The records:

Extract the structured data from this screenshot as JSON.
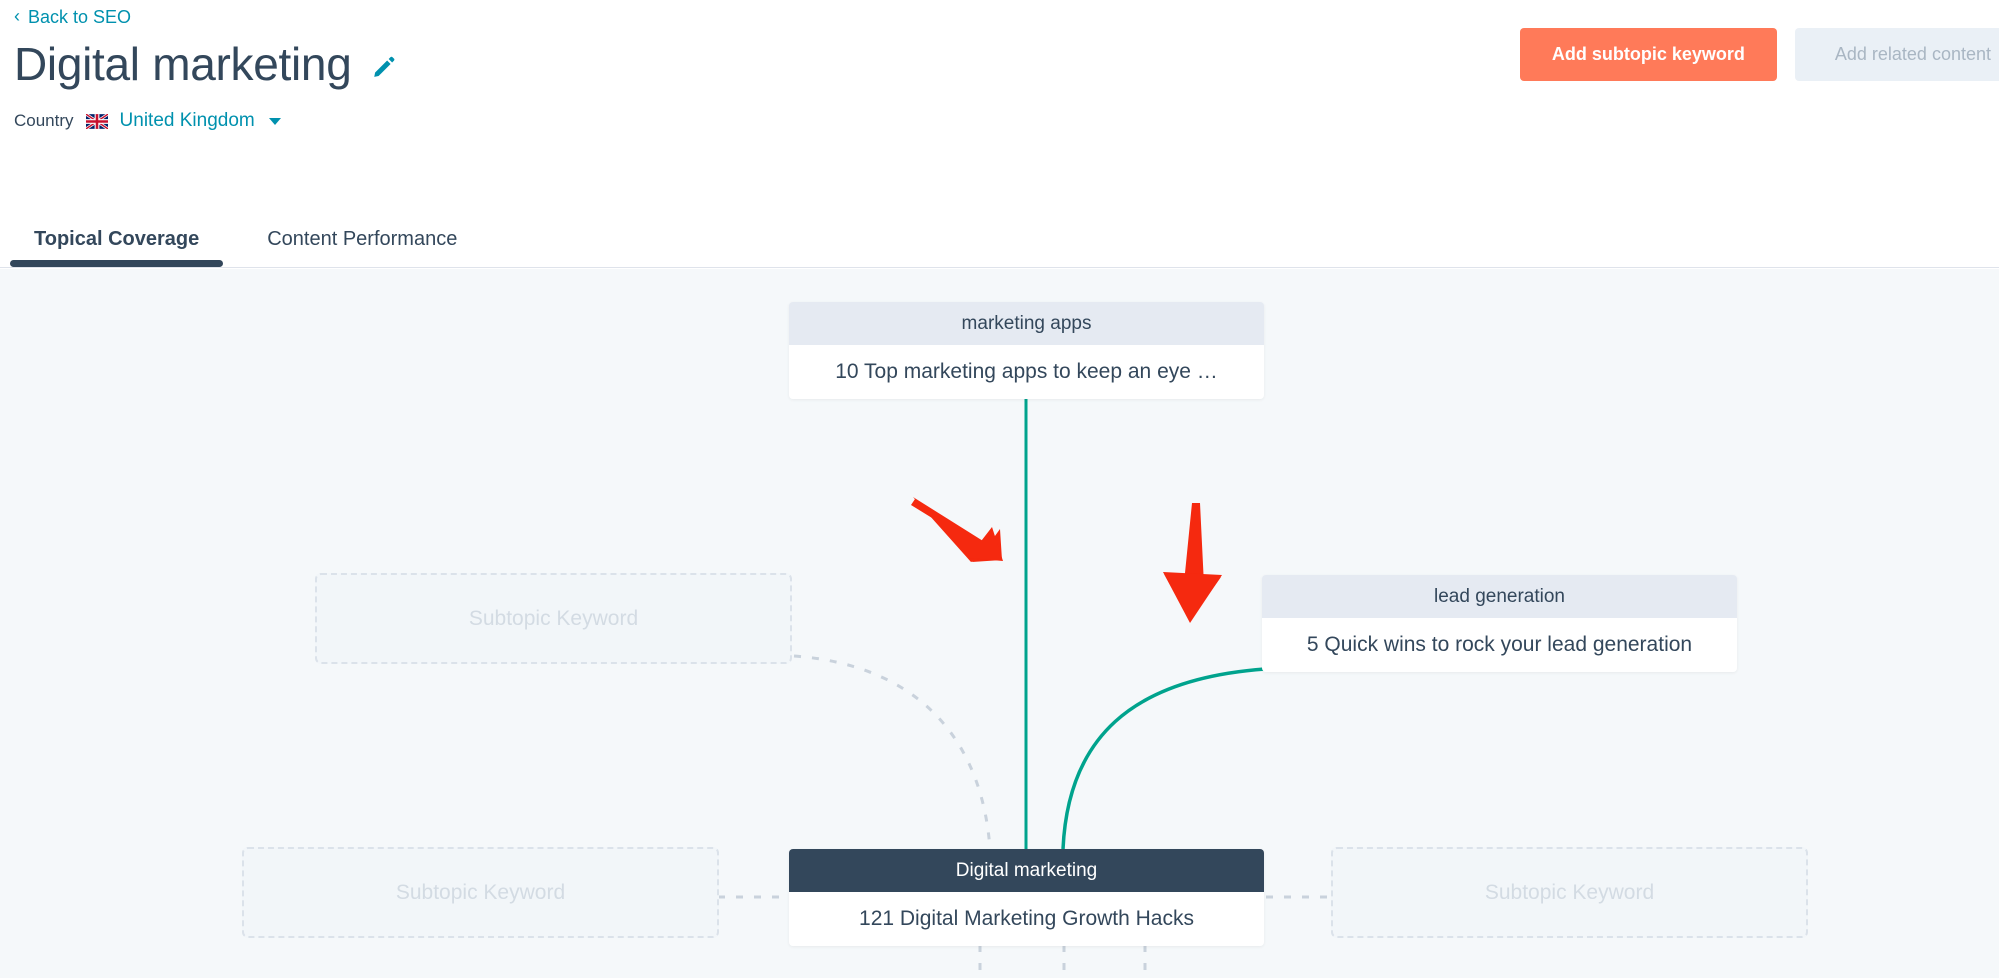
{
  "header": {
    "back_link": "Back to SEO",
    "back_icon": "chevron-left-icon",
    "title": "Digital marketing",
    "edit_icon": "pencil-edit-icon",
    "primary_button": "Add subtopic keyword",
    "secondary_button": "Add related content",
    "country_label": "Country",
    "country_flag_icon": "united-kingdom-flag-icon",
    "country_value": "United Kingdom",
    "country_caret_icon": "chevron-down-icon"
  },
  "tabs": [
    {
      "label": "Topical Coverage",
      "active": true
    },
    {
      "label": "Content Performance",
      "active": false
    }
  ],
  "cluster": {
    "core": {
      "keyword": "Digital marketing",
      "content": "121 Digital Marketing Growth Hacks"
    },
    "subtopics": [
      {
        "keyword": "marketing apps",
        "content": "10 Top marketing apps to keep an eye …"
      },
      {
        "keyword": "lead generation",
        "content": "5 Quick wins to rock your lead generation"
      }
    ],
    "placeholders": [
      {
        "label": "Subtopic Keyword"
      },
      {
        "label": "Subtopic Keyword"
      },
      {
        "label": "Subtopic Keyword"
      }
    ]
  },
  "colors": {
    "accent_orange": "#ff7a59",
    "link_teal": "#0091ae",
    "core_navy": "#33475b",
    "connector_green": "#00a38d",
    "connector_dashed": "#c9d2dc",
    "canvas_bg": "#f5f8fa",
    "annotation_red": "#f5290f"
  },
  "annotations": [
    {
      "name": "red-arrow-diagonal",
      "direction": "down-right"
    },
    {
      "name": "red-arrow-vertical",
      "direction": "down"
    }
  ]
}
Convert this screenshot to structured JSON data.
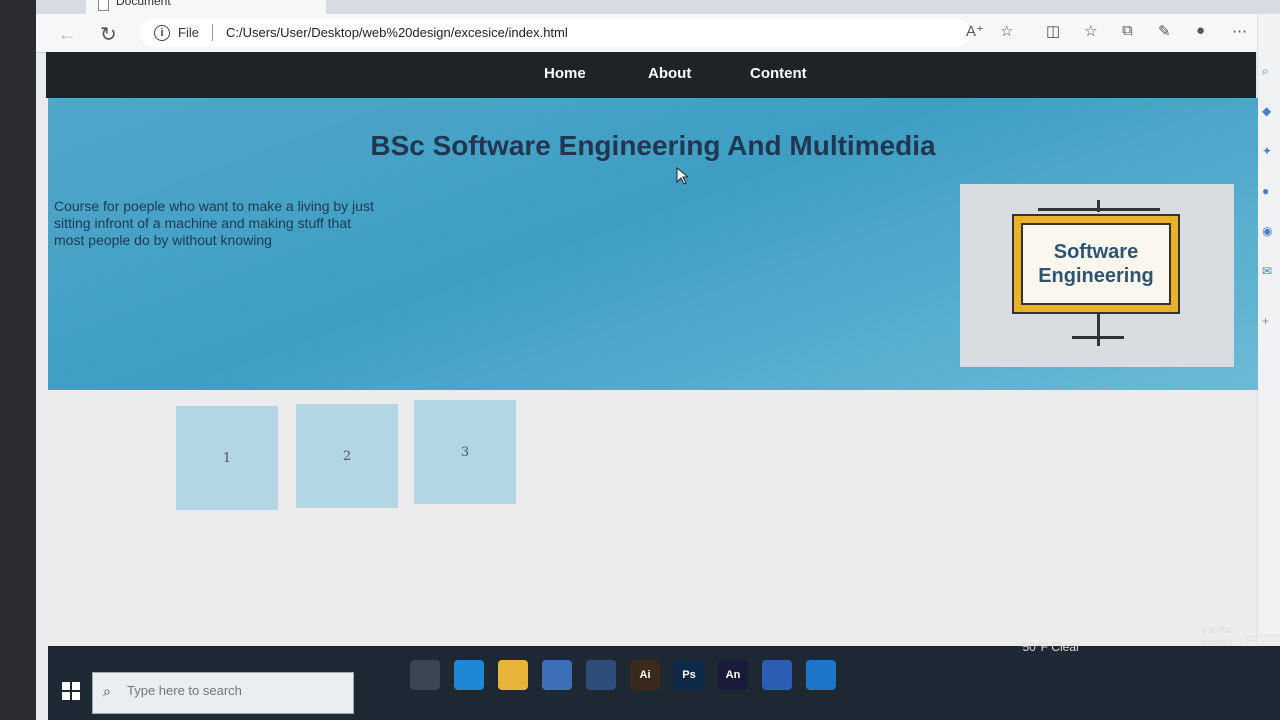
{
  "browser": {
    "tab_title": "Document",
    "file_label": "File",
    "url": "C:/Users/User/Desktop/web%20design/excesice/index.html"
  },
  "page": {
    "nav": [
      "Home",
      "About",
      "Content"
    ],
    "title": "BSc Software Engineering And Multimedia",
    "description": "Course for poeple who want to make a living by just sitting infront of a machine and making stuff that most people do by without knowing",
    "image_text": [
      "Software",
      "Engineering"
    ],
    "boxes": [
      "1",
      "2",
      "3"
    ]
  },
  "taskbar": {
    "search_placeholder": "Type here to search",
    "apps": [
      {
        "name": "task-view",
        "label": "",
        "color": "#3a4652"
      },
      {
        "name": "edge",
        "label": "",
        "color": "#1e88d6"
      },
      {
        "name": "file-explorer",
        "label": "",
        "color": "#e8b43a"
      },
      {
        "name": "store",
        "label": "",
        "color": "#3d6fb8"
      },
      {
        "name": "mail",
        "label": "",
        "color": "#2d4e7a"
      },
      {
        "name": "illustrator",
        "label": "Ai",
        "color": "#3a2a1c"
      },
      {
        "name": "photoshop",
        "label": "Ps",
        "color": "#0f2a48"
      },
      {
        "name": "animate",
        "label": "An",
        "color": "#1a1a3a"
      },
      {
        "name": "word",
        "label": "",
        "color": "#2b5fb4"
      },
      {
        "name": "vscode",
        "label": "",
        "color": "#1c75c8"
      }
    ],
    "weather": "50°F  Clear",
    "time": "6:46 PM",
    "date": "9/7/2023"
  },
  "colors": {
    "nav_bg": "#1f2226",
    "hero_bg": "#4fa7c9",
    "title_color": "#21374f",
    "box_bg": "#b2d6e3"
  }
}
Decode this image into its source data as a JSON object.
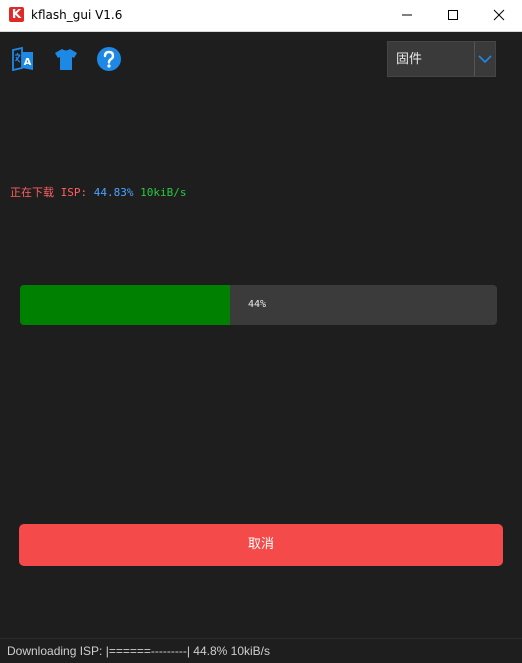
{
  "window": {
    "title": "kflash_gui V1.6",
    "app_icon_letter": "K"
  },
  "toolbar": {
    "language_icon": "translate-icon",
    "skin_icon": "tshirt-icon",
    "help_icon": "help-icon",
    "icon_color": "#1e88e5"
  },
  "dropdown": {
    "selected": "固件"
  },
  "status": {
    "downloading": "正在下载",
    "isp": "ISP:",
    "percent": "44.83%",
    "speed": "10kiB/s"
  },
  "progress": {
    "value": 44,
    "label": "44%",
    "fill_color": "#008000"
  },
  "cancel_button": {
    "label": "取消",
    "color": "#f44a4a"
  },
  "statusbar": {
    "text": "Downloading ISP: |======---------| 44.8% 10kiB/s"
  }
}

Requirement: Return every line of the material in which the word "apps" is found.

Written answer:
        "keyword": "marketing apps",
        "content": "10 Top marketing apps to keep an eye …"
    "apps": [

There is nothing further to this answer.